*** Begin section ***

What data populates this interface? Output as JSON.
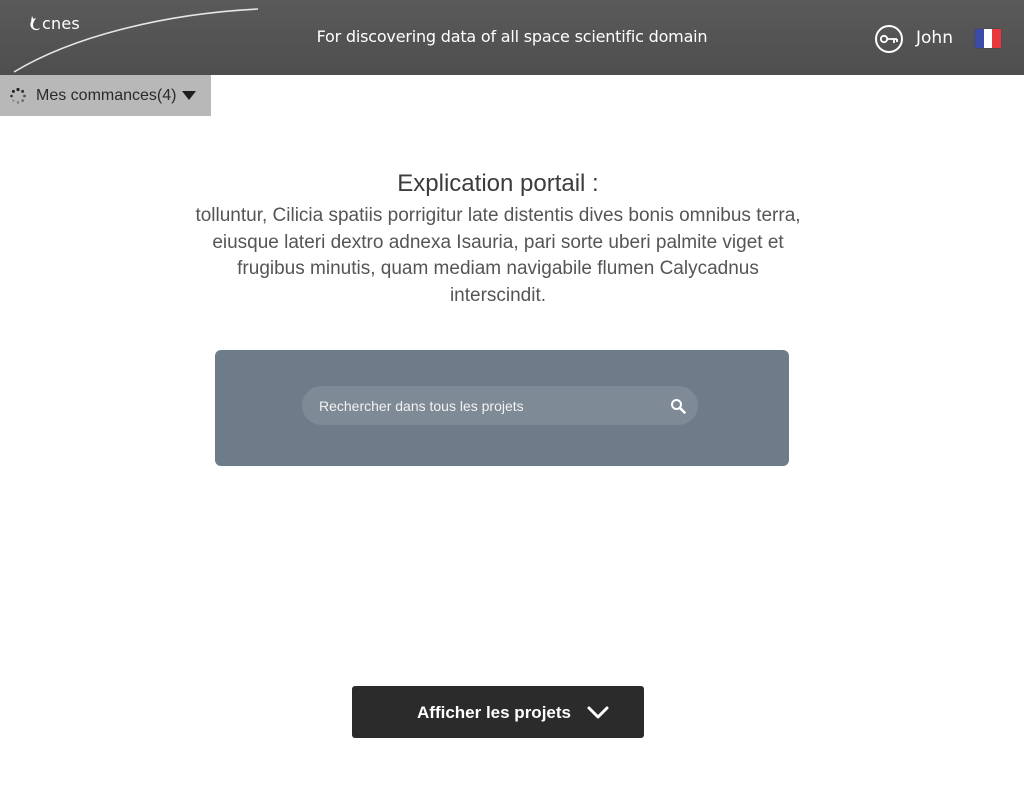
{
  "header": {
    "logo_text": "cnes",
    "tagline": "For discovering data of all space scientific domain",
    "username": "John",
    "language_flag": "french-flag",
    "flag_colors": [
      "#3a4aa8",
      "#ffffff",
      "#e8383e"
    ]
  },
  "orders": {
    "label": "Mes commances(4)",
    "icon": "loading-spinner-icon"
  },
  "intro": {
    "title": "Explication portail :",
    "text": "tolluntur, Cilicia spatiis porrigitur late distentis dives bonis omnibus terra, eiusque lateri dextro adnexa Isauria, pari sorte uberi palmite viget et frugibus minutis, quam mediam navigabile flumen Calycadnus interscindit."
  },
  "search": {
    "placeholder": "Rechercher dans tous les projets",
    "value": ""
  },
  "show_projects": {
    "label": "Afficher les projets"
  },
  "colors": {
    "header_bg": "#535353",
    "orders_bg": "#b8b8b8",
    "search_panel_bg": "#6e7c89",
    "button_bg": "#2b2b2b"
  }
}
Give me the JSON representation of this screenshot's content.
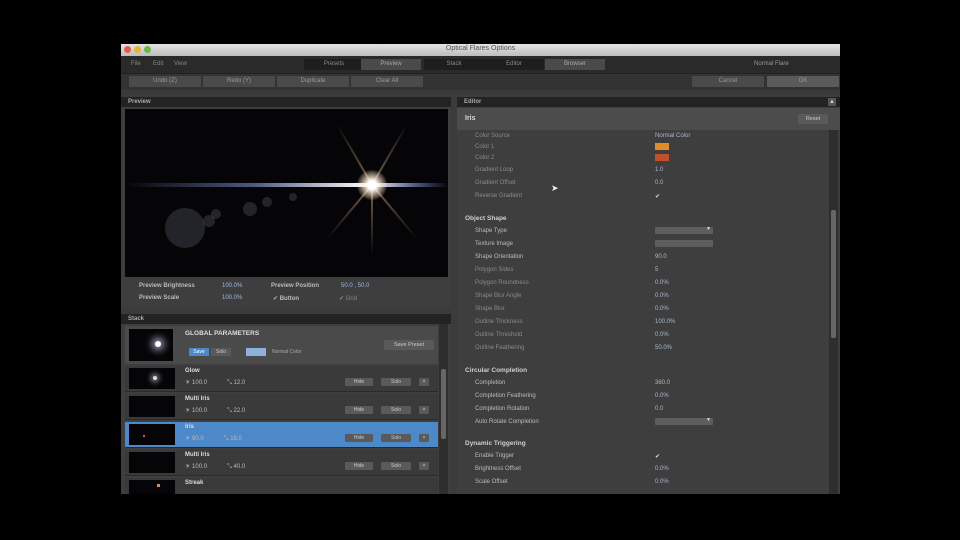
{
  "window": {
    "title": "Optical Flares Options"
  },
  "menu": [
    "File",
    "Edit",
    "View"
  ],
  "modes": [
    "Presets",
    "Preview",
    "Stack",
    "Editor",
    "Browser"
  ],
  "right_label": "Normal Flare",
  "toolbar": {
    "left": [
      "Undo (Z)",
      "Redo (Y)",
      "Duplicate",
      "Clear All"
    ],
    "cancel": "Cancel",
    "ok": "OK"
  },
  "preview": {
    "header": "Preview",
    "brightness_label": "Preview Brightness",
    "brightness_value": "100.0%",
    "scale_label": "Preview Scale",
    "scale_value": "100.0%",
    "position_label": "Preview Position",
    "position_value": "50.0 , 50.0",
    "button_label": "Button",
    "grid_label": "Grid"
  },
  "stack": {
    "header": "Stack",
    "global_title": "GLOBAL PARAMETERS",
    "global_btn_a": "Save",
    "global_btn_b": "Solo",
    "global_btn_c": "Normal Color",
    "save_preset": "Save Preset",
    "items": [
      {
        "name": "Glow",
        "v1": "100.0",
        "v2": "12.0"
      },
      {
        "name": "Multi Iris",
        "v1": "100.0",
        "v2": "22.0"
      },
      {
        "name": "Iris",
        "v1": "90.0",
        "v2": "18.0"
      },
      {
        "name": "Multi Iris",
        "v1": "100.0",
        "v2": "40.0"
      },
      {
        "name": "Streak",
        "v1": "",
        "v2": ""
      }
    ],
    "btn_hide": "Hide",
    "btn_solo": "Solo"
  },
  "editor": {
    "header": "Editor",
    "selected": "Iris",
    "reset": "Reset",
    "top_rows": [
      {
        "label": "Color Source",
        "value": "Normal Color"
      },
      {
        "label": "Color 1",
        "value": "swatch-orange"
      },
      {
        "label": "Color 2",
        "value": "swatch-red"
      },
      {
        "label": "Gradient Loop",
        "value": "1.0"
      },
      {
        "label": "Gradient Offset",
        "value": "0.0"
      },
      {
        "label": "Reverse Gradient",
        "value": "check"
      }
    ],
    "sections": [
      {
        "title": "Object Shape",
        "rows": [
          {
            "label": "Shape Type",
            "value": "dropdown"
          },
          {
            "label": "Texture Image",
            "value": "dropdown"
          },
          {
            "label": "Shape Orientation",
            "value": "90.0"
          },
          {
            "label": "Polygon Sides",
            "value": "5"
          },
          {
            "label": "Polygon Roundness",
            "value": "0.0%"
          },
          {
            "label": "Shape Blur Angle",
            "value": "0.0%"
          },
          {
            "label": "Shape Blur",
            "value": "0.0%"
          },
          {
            "label": "Outline Thickness",
            "value": "100.0%"
          },
          {
            "label": "Outline Threshold",
            "value": "0.0%"
          },
          {
            "label": "Outline Feathering",
            "value": "50.0%"
          }
        ]
      },
      {
        "title": "Circular Completion",
        "rows": [
          {
            "label": "Completion",
            "value": "360.0"
          },
          {
            "label": "Completion Feathering",
            "value": "0.0%"
          },
          {
            "label": "Completion Rotation",
            "value": "0.0"
          },
          {
            "label": "Auto Rotate Completion",
            "value": "dropdown"
          }
        ]
      },
      {
        "title": "Dynamic Triggering",
        "rows": [
          {
            "label": "Enable Trigger",
            "value": "check"
          },
          {
            "label": "Brightness Offset",
            "value": "0.0%"
          },
          {
            "label": "Scale Offset",
            "value": "0.0%"
          }
        ]
      }
    ]
  }
}
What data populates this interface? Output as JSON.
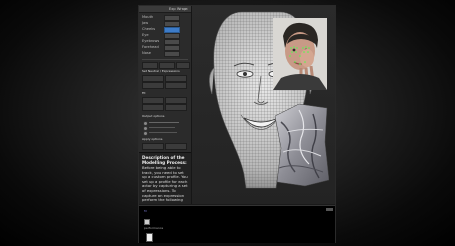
{
  "panel": {
    "title": "Exp Wrap",
    "close": "×",
    "rows": [
      {
        "label": "Mouth"
      },
      {
        "label": "Jaw"
      },
      {
        "label": "Cheeks",
        "selected": true
      },
      {
        "label": "Eye"
      },
      {
        "label": "Eyebrows"
      },
      {
        "label": "Forehead"
      },
      {
        "label": "Nose"
      }
    ],
    "section1": "Set Neutral / Expressions",
    "section2": "Fit",
    "section3": "Output options",
    "section4": "Apply options"
  },
  "description": {
    "title": "Description of the Modelling Process:",
    "body": "Before being able to track, you need to set up a custom profile. You set up a profile for each actor by capturing a set of expressions. To capture an expression perform the following"
  },
  "timeline": {
    "label": "M",
    "file": "performance"
  },
  "viewport": {
    "content": "3D wireframe head mesh, webcam video of actor, cloth scan"
  }
}
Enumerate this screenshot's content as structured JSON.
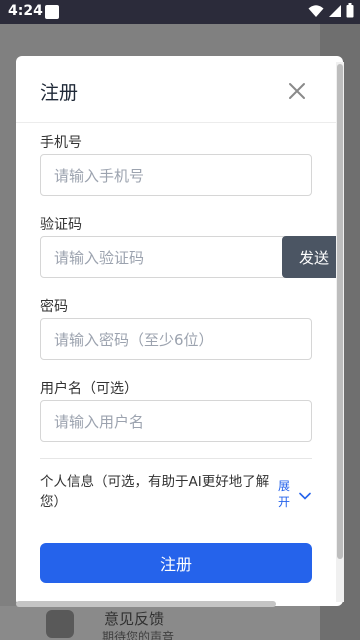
{
  "status_bar": {
    "time": "4:24"
  },
  "background": {
    "feedback_title": "意见反馈",
    "feedback_subtitle": "期待您的声音"
  },
  "dialog": {
    "title": "注册",
    "phone": {
      "label": "手机号",
      "placeholder": "请输入手机号"
    },
    "code": {
      "label": "验证码",
      "placeholder": "请输入验证码",
      "send_button": "发送"
    },
    "password": {
      "label": "密码",
      "placeholder": "请输入密码（至少6位）"
    },
    "username": {
      "label": "用户名（可选）",
      "placeholder": "请输入用户名"
    },
    "personal_info": {
      "text": "个人信息（可选，有助于AI更好地了解您）",
      "expand_label": "展开"
    },
    "submit_label": "注册"
  },
  "colors": {
    "primary": "#2563eb",
    "send_button": "#4b5563"
  }
}
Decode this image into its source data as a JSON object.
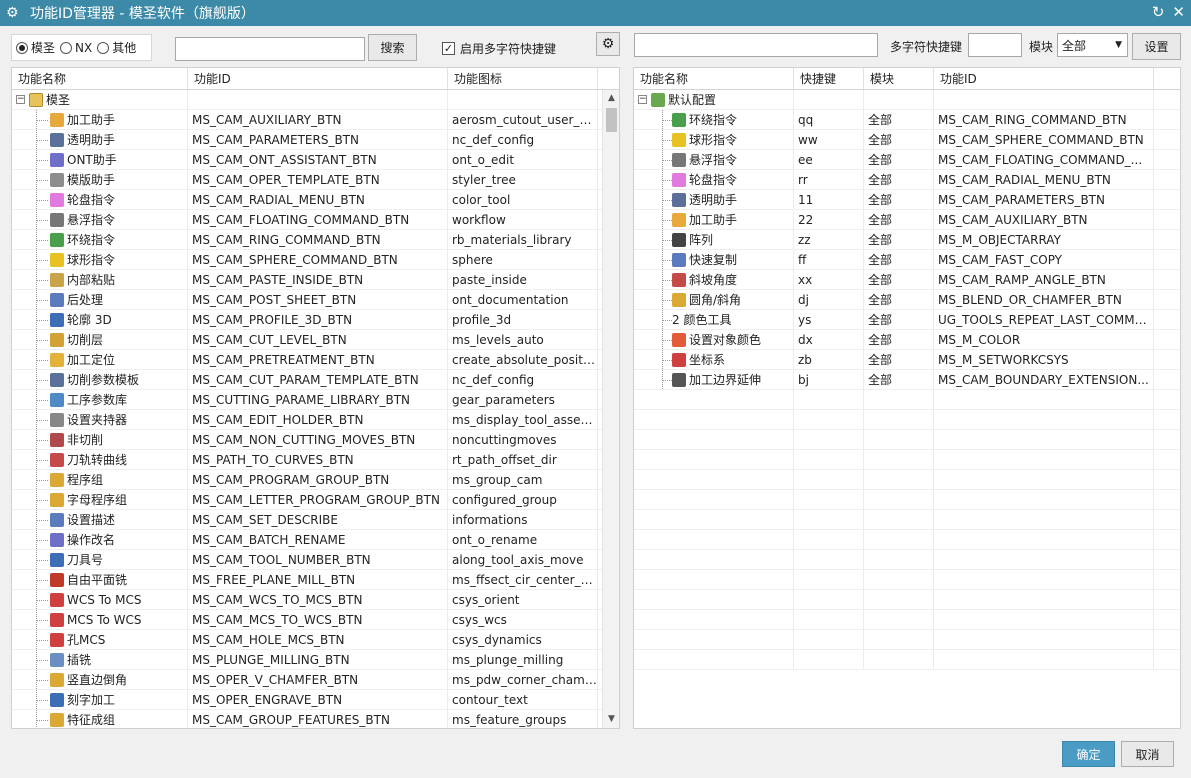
{
  "window": {
    "title": "功能ID管理器 - 模圣软件（旗舰版）"
  },
  "toolbar": {
    "radios": [
      {
        "label": "模圣",
        "checked": true
      },
      {
        "label": "NX",
        "checked": false
      },
      {
        "label": "其他",
        "checked": false
      }
    ],
    "search_value": "",
    "search_label": "搜索",
    "multi_shortcut_label": "启用多字符快捷键",
    "multi_shortcut_checked": true,
    "right_search_value": "",
    "shortcut_field_label": "多字符快捷键",
    "shortcut_value": "",
    "module_label": "模块",
    "module_selected": "全部",
    "set_label": "设置"
  },
  "left_table": {
    "columns": [
      "功能名称",
      "功能ID",
      "功能图标"
    ],
    "root": "模圣",
    "rows": [
      {
        "name": "加工助手",
        "id": "MS_CAM_AUXILIARY_BTN",
        "icon": "aerosm_cutout_user_d...",
        "color": "#e7a93b"
      },
      {
        "name": "透明助手",
        "id": "MS_CAM_PARAMETERS_BTN",
        "icon": "nc_def_config",
        "color": "#5a6f99"
      },
      {
        "name": "ONT助手",
        "id": "MS_CAM_ONT_ASSISTANT_BTN",
        "icon": "ont_o_edit",
        "color": "#6f6fc8"
      },
      {
        "name": "模版助手",
        "id": "MS_CAM_OPER_TEMPLATE_BTN",
        "icon": "styler_tree",
        "color": "#8c8c8c"
      },
      {
        "name": "轮盘指令",
        "id": "MS_CAM_RADIAL_MENU_BTN",
        "icon": "color_tool",
        "color": "#e07adf"
      },
      {
        "name": "悬浮指令",
        "id": "MS_CAM_FLOATING_COMMAND_BTN",
        "icon": "workflow",
        "color": "#777777"
      },
      {
        "name": "环绕指令",
        "id": "MS_CAM_RING_COMMAND_BTN",
        "icon": "rb_materials_library",
        "color": "#4aa04a"
      },
      {
        "name": "球形指令",
        "id": "MS_CAM_SPHERE_COMMAND_BTN",
        "icon": "sphere",
        "color": "#e8c224"
      },
      {
        "name": "内部粘贴",
        "id": "MS_CAM_PASTE_INSIDE_BTN",
        "icon": "paste_inside",
        "color": "#c9a24a"
      },
      {
        "name": "后处理",
        "id": "MS_CAM_POST_SHEET_BTN",
        "icon": "ont_documentation",
        "color": "#5b7bbd"
      },
      {
        "name": "轮廓 3D",
        "id": "MS_CAM_PROFILE_3D_BTN",
        "icon": "profile_3d",
        "color": "#3d6db5"
      },
      {
        "name": "切削层",
        "id": "MS_CAM_CUT_LEVEL_BTN",
        "icon": "ms_levels_auto",
        "color": "#d2a234"
      },
      {
        "name": "加工定位",
        "id": "MS_CAM_PRETREATMENT_BTN",
        "icon": "create_absolute_positi...",
        "color": "#e3b23a"
      },
      {
        "name": "切削参数模板",
        "id": "MS_CAM_CUT_PARAM_TEMPLATE_BTN",
        "icon": "nc_def_config",
        "color": "#5a6f99"
      },
      {
        "name": "工序参数库",
        "id": "MS_CUTTING_PARAME_LIBRARY_BTN",
        "icon": "gear_parameters",
        "color": "#4f8ac7"
      },
      {
        "name": "设置夹持器",
        "id": "MS_CAM_EDIT_HOLDER_BTN",
        "icon": "ms_display_tool_assem...",
        "color": "#888888"
      },
      {
        "name": "非切削",
        "id": "MS_CAM_NON_CUTTING_MOVES_BTN",
        "icon": "noncuttingmoves",
        "color": "#b04a4a"
      },
      {
        "name": "刀轨转曲线",
        "id": "MS_PATH_TO_CURVES_BTN",
        "icon": "rt_path_offset_dir",
        "color": "#c74a4a"
      },
      {
        "name": "程序组",
        "id": "MS_CAM_PROGRAM_GROUP_BTN",
        "icon": "ms_group_cam",
        "color": "#d9a934"
      },
      {
        "name": "字母程序组",
        "id": "MS_CAM_LETTER_PROGRAM_GROUP_BTN",
        "icon": "configured_group",
        "color": "#d9a934"
      },
      {
        "name": "设置描述",
        "id": "MS_CAM_SET_DESCRIBE",
        "icon": "informations",
        "color": "#5b7bbd"
      },
      {
        "name": "操作改名",
        "id": "MS_CAM_BATCH_RENAME",
        "icon": "ont_o_rename",
        "color": "#6f6fc8"
      },
      {
        "name": "刀具号",
        "id": "MS_CAM_TOOL_NUMBER_BTN",
        "icon": "along_tool_axis_move",
        "color": "#3d6db5"
      },
      {
        "name": "自由平面铣",
        "id": "MS_FREE_PLANE_MILL_BTN",
        "icon": "ms_ffsect_cir_center_p...",
        "color": "#c0392b"
      },
      {
        "name": "WCS To MCS",
        "id": "MS_CAM_WCS_TO_MCS_BTN",
        "icon": "csys_orient",
        "color": "#d04040"
      },
      {
        "name": "MCS To WCS",
        "id": "MS_CAM_MCS_TO_WCS_BTN",
        "icon": "csys_wcs",
        "color": "#d04040"
      },
      {
        "name": "孔MCS",
        "id": "MS_CAM_HOLE_MCS_BTN",
        "icon": "csys_dynamics",
        "color": "#d04040"
      },
      {
        "name": "插铣",
        "id": "MS_PLUNGE_MILLING_BTN",
        "icon": "ms_plunge_milling",
        "color": "#6a8fc0"
      },
      {
        "name": "竖直边倒角",
        "id": "MS_OPER_V_CHAMFER_BTN",
        "icon": "ms_pdw_corner_chamfer",
        "color": "#d9a934"
      },
      {
        "name": "刻字加工",
        "id": "MS_OPER_ENGRAVE_BTN",
        "icon": "contour_text",
        "color": "#3d6db5"
      },
      {
        "name": "特征成组",
        "id": "MS_CAM_GROUP_FEATURES_BTN",
        "icon": "ms_feature_groups",
        "color": "#d9a934"
      }
    ]
  },
  "right_table": {
    "columns": [
      "功能名称",
      "快捷键",
      "模块",
      "功能ID"
    ],
    "root": "默认配置",
    "rows": [
      {
        "name": "环绕指令",
        "key": "qq",
        "module": "全部",
        "id": "MS_CAM_RING_COMMAND_BTN",
        "color": "#4aa04a"
      },
      {
        "name": "球形指令",
        "key": "ww",
        "module": "全部",
        "id": "MS_CAM_SPHERE_COMMAND_BTN",
        "color": "#e8c224"
      },
      {
        "name": "悬浮指令",
        "key": "ee",
        "module": "全部",
        "id": "MS_CAM_FLOATING_COMMAND_...",
        "color": "#777777"
      },
      {
        "name": "轮盘指令",
        "key": "rr",
        "module": "全部",
        "id": "MS_CAM_RADIAL_MENU_BTN",
        "color": "#e07adf"
      },
      {
        "name": "透明助手",
        "key": "11",
        "module": "全部",
        "id": "MS_CAM_PARAMETERS_BTN",
        "color": "#5a6f99"
      },
      {
        "name": "加工助手",
        "key": "22",
        "module": "全部",
        "id": "MS_CAM_AUXILIARY_BTN",
        "color": "#e7a93b"
      },
      {
        "name": "阵列",
        "key": "zz",
        "module": "全部",
        "id": "MS_M_OBJECTARRAY",
        "color": "#444444"
      },
      {
        "name": "快速复制",
        "key": "ff",
        "module": "全部",
        "id": "MS_CAM_FAST_COPY",
        "color": "#5b7bbd"
      },
      {
        "name": "斜坡角度",
        "key": "xx",
        "module": "全部",
        "id": "MS_CAM_RAMP_ANGLE_BTN",
        "color": "#c74a4a"
      },
      {
        "name": "圆角/斜角",
        "key": "dj",
        "module": "全部",
        "id": "MS_BLEND_OR_CHAMFER_BTN",
        "color": "#d9a934"
      },
      {
        "name": "2 颜色工具",
        "key": "ys",
        "module": "全部",
        "id": "UG_TOOLS_REPEAT_LAST_COMMA...",
        "color": ""
      },
      {
        "name": "设置对象颜色",
        "key": "dx",
        "module": "全部",
        "id": "MS_M_COLOR",
        "color": "#e25c3a"
      },
      {
        "name": "坐标系",
        "key": "zb",
        "module": "全部",
        "id": "MS_M_SETWORKCSYS",
        "color": "#d04040"
      },
      {
        "name": "加工边界延伸",
        "key": "bj",
        "module": "全部",
        "id": "MS_CAM_BOUNDARY_EXTENSION...",
        "color": "#555555"
      }
    ]
  },
  "footer": {
    "ok_label": "确定",
    "cancel_label": "取消"
  }
}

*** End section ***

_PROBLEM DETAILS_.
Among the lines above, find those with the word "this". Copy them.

_RESPONSE TO THE EXERCISE_.
What data populates this interface? Output as JSON.
Give me the JSON representation of this screenshot's content.
What data populates this interface? Output as JSON.
Enumerate this screenshot's content as structured JSON.
Decode this image into its source data as a JSON object.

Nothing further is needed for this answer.